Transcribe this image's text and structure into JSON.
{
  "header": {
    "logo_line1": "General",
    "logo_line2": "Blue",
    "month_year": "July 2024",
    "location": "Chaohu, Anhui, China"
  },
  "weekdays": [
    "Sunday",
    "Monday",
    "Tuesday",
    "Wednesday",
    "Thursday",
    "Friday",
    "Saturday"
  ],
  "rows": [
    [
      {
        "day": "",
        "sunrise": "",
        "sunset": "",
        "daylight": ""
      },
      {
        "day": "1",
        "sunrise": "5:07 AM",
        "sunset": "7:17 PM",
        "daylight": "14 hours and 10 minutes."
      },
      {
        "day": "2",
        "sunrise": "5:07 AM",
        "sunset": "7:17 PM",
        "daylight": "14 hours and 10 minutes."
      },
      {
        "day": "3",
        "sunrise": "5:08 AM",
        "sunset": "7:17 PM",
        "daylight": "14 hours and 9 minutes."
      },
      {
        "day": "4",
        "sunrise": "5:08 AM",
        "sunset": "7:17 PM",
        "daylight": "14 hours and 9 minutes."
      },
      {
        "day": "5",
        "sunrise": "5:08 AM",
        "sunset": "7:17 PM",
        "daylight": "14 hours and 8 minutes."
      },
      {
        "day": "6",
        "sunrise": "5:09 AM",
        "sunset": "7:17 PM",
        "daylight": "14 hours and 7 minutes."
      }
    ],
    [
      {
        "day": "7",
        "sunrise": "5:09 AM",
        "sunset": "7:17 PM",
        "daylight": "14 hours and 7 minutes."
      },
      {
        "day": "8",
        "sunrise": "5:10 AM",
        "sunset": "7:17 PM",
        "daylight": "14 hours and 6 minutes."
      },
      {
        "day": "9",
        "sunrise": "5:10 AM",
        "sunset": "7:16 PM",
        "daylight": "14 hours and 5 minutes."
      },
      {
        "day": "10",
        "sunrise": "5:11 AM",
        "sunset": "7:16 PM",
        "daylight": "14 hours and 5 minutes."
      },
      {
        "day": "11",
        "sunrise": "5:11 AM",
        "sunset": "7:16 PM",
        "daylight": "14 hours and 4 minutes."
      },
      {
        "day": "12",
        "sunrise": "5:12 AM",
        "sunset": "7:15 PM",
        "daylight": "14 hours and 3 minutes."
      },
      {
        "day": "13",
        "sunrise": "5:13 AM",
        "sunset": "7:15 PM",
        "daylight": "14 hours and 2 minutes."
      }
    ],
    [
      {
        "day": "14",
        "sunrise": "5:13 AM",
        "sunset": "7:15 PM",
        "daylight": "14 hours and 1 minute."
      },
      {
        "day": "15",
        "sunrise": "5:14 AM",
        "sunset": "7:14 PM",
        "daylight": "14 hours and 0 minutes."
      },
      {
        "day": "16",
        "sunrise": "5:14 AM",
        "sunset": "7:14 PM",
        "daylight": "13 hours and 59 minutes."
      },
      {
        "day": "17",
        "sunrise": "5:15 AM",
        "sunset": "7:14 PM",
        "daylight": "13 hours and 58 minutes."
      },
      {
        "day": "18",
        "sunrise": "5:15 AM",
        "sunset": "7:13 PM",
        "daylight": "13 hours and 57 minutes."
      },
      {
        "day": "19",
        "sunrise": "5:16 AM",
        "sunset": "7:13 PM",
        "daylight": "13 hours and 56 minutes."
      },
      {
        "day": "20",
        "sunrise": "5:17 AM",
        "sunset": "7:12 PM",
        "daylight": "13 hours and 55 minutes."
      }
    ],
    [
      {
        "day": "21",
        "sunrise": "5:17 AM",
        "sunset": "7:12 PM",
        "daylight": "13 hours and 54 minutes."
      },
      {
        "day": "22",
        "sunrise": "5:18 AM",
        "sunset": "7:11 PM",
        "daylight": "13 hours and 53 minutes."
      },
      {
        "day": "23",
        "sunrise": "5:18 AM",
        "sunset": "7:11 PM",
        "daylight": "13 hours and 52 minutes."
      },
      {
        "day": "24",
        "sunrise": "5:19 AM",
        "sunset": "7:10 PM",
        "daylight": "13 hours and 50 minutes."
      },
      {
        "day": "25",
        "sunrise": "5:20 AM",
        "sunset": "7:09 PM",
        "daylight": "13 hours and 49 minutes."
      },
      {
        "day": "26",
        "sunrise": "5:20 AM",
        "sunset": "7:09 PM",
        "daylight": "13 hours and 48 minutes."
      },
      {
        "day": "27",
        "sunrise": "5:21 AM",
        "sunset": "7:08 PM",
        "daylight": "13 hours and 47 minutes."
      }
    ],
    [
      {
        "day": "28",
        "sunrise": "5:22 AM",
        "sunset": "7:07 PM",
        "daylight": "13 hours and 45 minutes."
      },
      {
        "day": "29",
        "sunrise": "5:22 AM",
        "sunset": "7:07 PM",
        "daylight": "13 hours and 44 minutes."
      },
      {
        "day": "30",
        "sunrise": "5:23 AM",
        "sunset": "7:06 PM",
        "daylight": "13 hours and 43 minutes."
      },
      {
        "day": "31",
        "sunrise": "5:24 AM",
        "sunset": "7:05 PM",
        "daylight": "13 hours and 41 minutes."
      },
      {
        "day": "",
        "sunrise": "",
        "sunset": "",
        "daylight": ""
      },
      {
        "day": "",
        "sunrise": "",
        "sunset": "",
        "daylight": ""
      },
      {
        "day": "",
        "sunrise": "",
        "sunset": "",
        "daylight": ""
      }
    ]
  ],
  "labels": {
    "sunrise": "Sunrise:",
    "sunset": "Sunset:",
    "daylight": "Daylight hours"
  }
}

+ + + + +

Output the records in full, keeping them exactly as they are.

● **REPLY**
Transcribe this image's text and structure into JSON.
{
  "header": {
    "logo_line1": "General",
    "logo_line2": "Blue",
    "month_year": "July 2024",
    "location": "Chaohu, Anhui, China"
  },
  "weekdays": [
    "Sunday",
    "Monday",
    "Tuesday",
    "Wednesday",
    "Thursday",
    "Friday",
    "Saturday"
  ],
  "rows": [
    [
      {
        "day": "",
        "sunrise": "",
        "sunset": "",
        "daylight": ""
      },
      {
        "day": "1",
        "sunrise": "5:07 AM",
        "sunset": "7:17 PM",
        "daylight": "14 hours and 10 minutes."
      },
      {
        "day": "2",
        "sunrise": "5:07 AM",
        "sunset": "7:17 PM",
        "daylight": "14 hours and 10 minutes."
      },
      {
        "day": "3",
        "sunrise": "5:08 AM",
        "sunset": "7:17 PM",
        "daylight": "14 hours and 9 minutes."
      },
      {
        "day": "4",
        "sunrise": "5:08 AM",
        "sunset": "7:17 PM",
        "daylight": "14 hours and 9 minutes."
      },
      {
        "day": "5",
        "sunrise": "5:08 AM",
        "sunset": "7:17 PM",
        "daylight": "14 hours and 8 minutes."
      },
      {
        "day": "6",
        "sunrise": "5:09 AM",
        "sunset": "7:17 PM",
        "daylight": "14 hours and 7 minutes."
      }
    ],
    [
      {
        "day": "7",
        "sunrise": "5:09 AM",
        "sunset": "7:17 PM",
        "daylight": "14 hours and 7 minutes."
      },
      {
        "day": "8",
        "sunrise": "5:10 AM",
        "sunset": "7:17 PM",
        "daylight": "14 hours and 6 minutes."
      },
      {
        "day": "9",
        "sunrise": "5:10 AM",
        "sunset": "7:16 PM",
        "daylight": "14 hours and 5 minutes."
      },
      {
        "day": "10",
        "sunrise": "5:11 AM",
        "sunset": "7:16 PM",
        "daylight": "14 hours and 5 minutes."
      },
      {
        "day": "11",
        "sunrise": "5:11 AM",
        "sunset": "7:16 PM",
        "daylight": "14 hours and 4 minutes."
      },
      {
        "day": "12",
        "sunrise": "5:12 AM",
        "sunset": "7:15 PM",
        "daylight": "14 hours and 3 minutes."
      },
      {
        "day": "13",
        "sunrise": "5:13 AM",
        "sunset": "7:15 PM",
        "daylight": "14 hours and 2 minutes."
      }
    ],
    [
      {
        "day": "14",
        "sunrise": "5:13 AM",
        "sunset": "7:15 PM",
        "daylight": "14 hours and 1 minute."
      },
      {
        "day": "15",
        "sunrise": "5:14 AM",
        "sunset": "7:14 PM",
        "daylight": "14 hours and 0 minutes."
      },
      {
        "day": "16",
        "sunrise": "5:14 AM",
        "sunset": "7:14 PM",
        "daylight": "13 hours and 59 minutes."
      },
      {
        "day": "17",
        "sunrise": "5:15 AM",
        "sunset": "7:14 PM",
        "daylight": "13 hours and 58 minutes."
      },
      {
        "day": "18",
        "sunrise": "5:15 AM",
        "sunset": "7:13 PM",
        "daylight": "13 hours and 57 minutes."
      },
      {
        "day": "19",
        "sunrise": "5:16 AM",
        "sunset": "7:13 PM",
        "daylight": "13 hours and 56 minutes."
      },
      {
        "day": "20",
        "sunrise": "5:17 AM",
        "sunset": "7:12 PM",
        "daylight": "13 hours and 55 minutes."
      }
    ],
    [
      {
        "day": "21",
        "sunrise": "5:17 AM",
        "sunset": "7:12 PM",
        "daylight": "13 hours and 54 minutes."
      },
      {
        "day": "22",
        "sunrise": "5:18 AM",
        "sunset": "7:11 PM",
        "daylight": "13 hours and 53 minutes."
      },
      {
        "day": "23",
        "sunrise": "5:18 AM",
        "sunset": "7:11 PM",
        "daylight": "13 hours and 52 minutes."
      },
      {
        "day": "24",
        "sunrise": "5:19 AM",
        "sunset": "7:10 PM",
        "daylight": "13 hours and 50 minutes."
      },
      {
        "day": "25",
        "sunrise": "5:20 AM",
        "sunset": "7:09 PM",
        "daylight": "13 hours and 49 minutes."
      },
      {
        "day": "26",
        "sunrise": "5:20 AM",
        "sunset": "7:09 PM",
        "daylight": "13 hours and 48 minutes."
      },
      {
        "day": "27",
        "sunrise": "5:21 AM",
        "sunset": "7:08 PM",
        "daylight": "13 hours and 47 minutes."
      }
    ],
    [
      {
        "day": "28",
        "sunrise": "5:22 AM",
        "sunset": "7:07 PM",
        "daylight": "13 hours and 45 minutes."
      },
      {
        "day": "29",
        "sunrise": "5:22 AM",
        "sunset": "7:07 PM",
        "daylight": "13 hours and 44 minutes."
      },
      {
        "day": "30",
        "sunrise": "5:23 AM",
        "sunset": "7:06 PM",
        "daylight": "13 hours and 43 minutes."
      },
      {
        "day": "31",
        "sunrise": "5:24 AM",
        "sunset": "7:05 PM",
        "daylight": "13 hours and 41 minutes."
      },
      {
        "day": "",
        "sunrise": "",
        "sunset": "",
        "daylight": ""
      },
      {
        "day": "",
        "sunrise": "",
        "sunset": "",
        "daylight": ""
      },
      {
        "day": "",
        "sunrise": "",
        "sunset": "",
        "daylight": ""
      }
    ]
  ],
  "labels": {
    "sunrise": "Sunrise:",
    "sunset": "Sunset:",
    "daylight": "Daylight hours"
  }
}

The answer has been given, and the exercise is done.